Notice the extremely "overdone" bombing momentum reading of the March 13-20 time frame in the above chart. (This period of intensive bombing activity was begun on March 13 with a series of three bombs in Iraq killing a total of 66 people, plus another bomb in Bangladesh killing four). The green line denoting the 20-day rate of change in the bombing trend hit a peak for the year-to-date of 35. The 10-day oscillator (blue line) in similar fashion hit a peak of 22 and the 5-day oscillator (red line) also hit a peak. This meant that from the point of view of the global power brokers, the bombing trend had gone temporarily too far and would need to be "corrected" for the sake of mass psychology and public fear.
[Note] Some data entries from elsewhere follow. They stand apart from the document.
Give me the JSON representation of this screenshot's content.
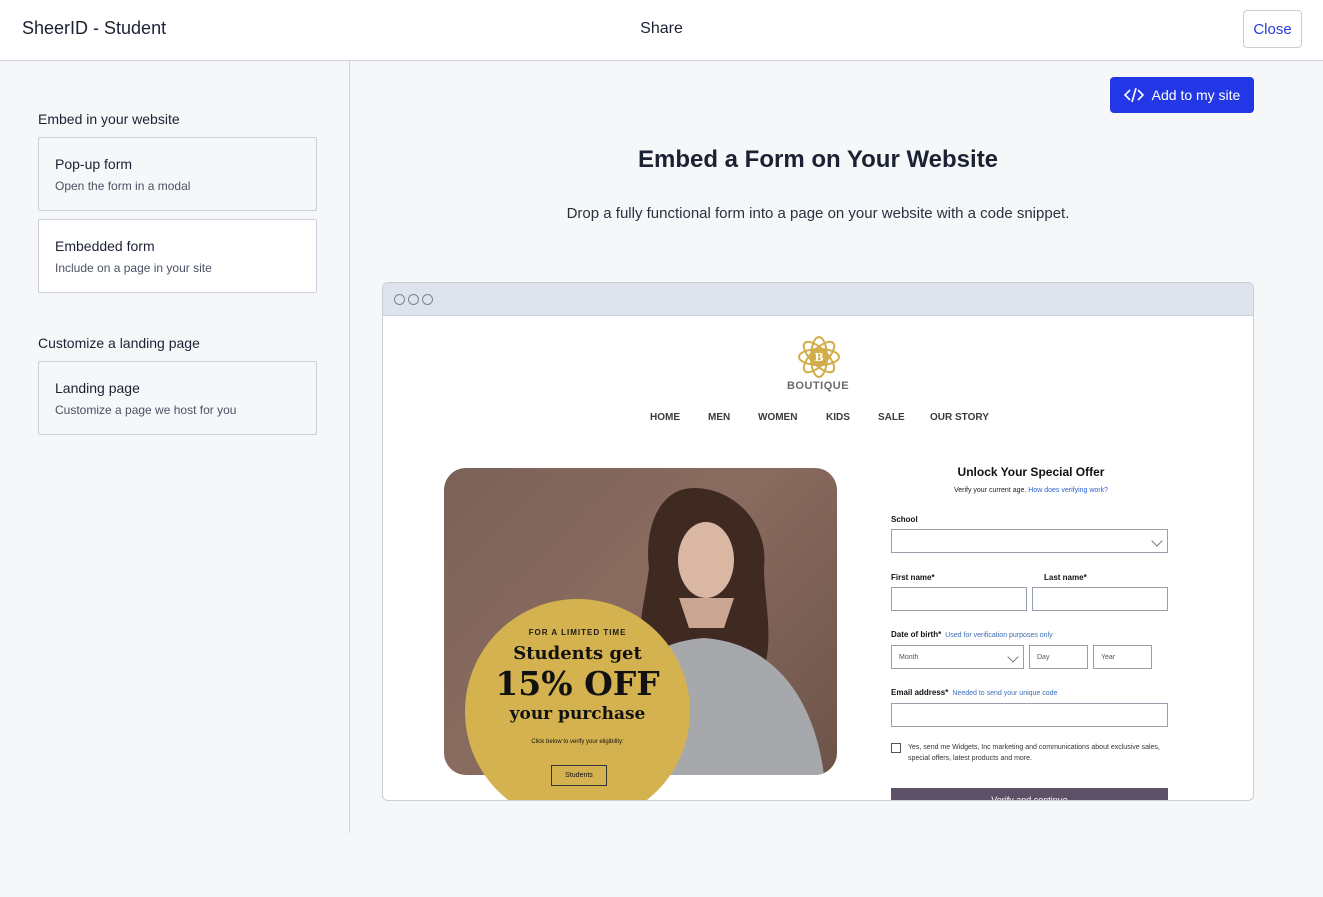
{
  "header": {
    "app_title": "SheerID - Student",
    "center_title": "Share",
    "close_label": "Close"
  },
  "sidebar": {
    "sections": [
      {
        "heading": "Embed in your website",
        "options": [
          {
            "title": "Pop-up form",
            "subtitle": "Open the form in a modal"
          },
          {
            "title": "Embedded form",
            "subtitle": "Include on a page in your site"
          }
        ]
      },
      {
        "heading": "Customize a landing page",
        "options": [
          {
            "title": "Landing page",
            "subtitle": "Customize a page we host for you"
          }
        ]
      }
    ]
  },
  "main": {
    "add_button_label": "Add to my site",
    "title": "Embed a Form on Your Website",
    "subtitle": "Drop a fully functional form into a page on your website with a code snippet."
  },
  "preview": {
    "brand": "BOUTIQUE",
    "nav": [
      "HOME",
      "MEN",
      "WOMEN",
      "KIDS",
      "SALE",
      "OUR STORY"
    ],
    "promo": {
      "kicker": "FOR A LIMITED TIME",
      "line1": "Students get",
      "line2": "15% OFF",
      "line3": "your purchase",
      "note": "Click below to verify your eligibility:",
      "button": "Students"
    },
    "form": {
      "title": "Unlock Your Special Offer",
      "subtitle": "Verify your current age.",
      "subtitle_link": "How does verifying work?",
      "school_label": "School",
      "first_name_label": "First name*",
      "last_name_label": "Last name*",
      "dob_label": "Date of birth*",
      "dob_hint": "Used for verification purposes only",
      "month_placeholder": "Month",
      "day_placeholder": "Day",
      "year_placeholder": "Year",
      "email_label": "Email address*",
      "email_hint": "Needed to send your unique code",
      "consent_text": "Yes, send me Widgets, Inc marketing and communications about exclusive sales, special offers, latest products and more.",
      "submit_label": "Verify and continue"
    }
  },
  "colors": {
    "accent": "#2337e6",
    "badge": "#d4b24f",
    "submit": "#5d5168"
  }
}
Not surprisingly, the global bombing momentum turned down sharply from there and for a brief period of time there was a respite from heavy bombing activity around the world. (Not only was there a temporary lull in bombing activity at this time but there were actually several reports around the world of police and military agencies defusing bombs that might have exploded....almost as if to underscore the "peace and safety" aspect of the respite.)
Speaking of "peace and safety," I'm reminded of a passage in the Bible which states, "For when they shall say, Peace and safety; then sudden destruction cometh upon them..." The Global Bombing Index momentum oscillators seem to validate this in that whenever the oscillators reach an extremely low level commensurate with previous bottoms, the bombing trend picks back up again whenever "peace and safety" seem to be at a maximum.
Now what are the implications of the GBI for the price of gold? In the past it can be seen that whenever the three rate of change oscillators for global bombing are falling and hit an extreme low, the price of gold and especially of gold stocks in the aggregate (as measured by the XAU index) peak and pull back for a time. But once the GBI momentum oscillators turn up and starting moving higher the gold stocks as a group eventually follow suit. Why should this be? It is because gold, and to some extent gold stocks, are reflections of widespread fear among other things and when the bombing trend is up on a global scale it has the effect of pushing up gold and gold stock prices as investors rush to safety. Gold and gold stocks fit this description in the minds of most investors, hence the tendency for gold/gold stock prices to benefit whenever the GBI momentum trend is up, and conversely, to suffer temporary setbacks when GBI momentum is at a low ebb.
With the recent upward surge in bombings around the world it is no surprise that gold recent hit a new high for the year on April 17, nor for that matter that many actively traded gold stocks have benefited from this resurgence of fear and violence. This is an unfortunate fact of the financial markets, namely that certain asset prices tend to benefit from political turmoil and violence, but one that should never be forgotten. The Global Bombing Index keeps us aware of what is happening in the world's political hot spots and informs us when the precious metals sector is likely to react to the violence that seems to be increasing with each passing month.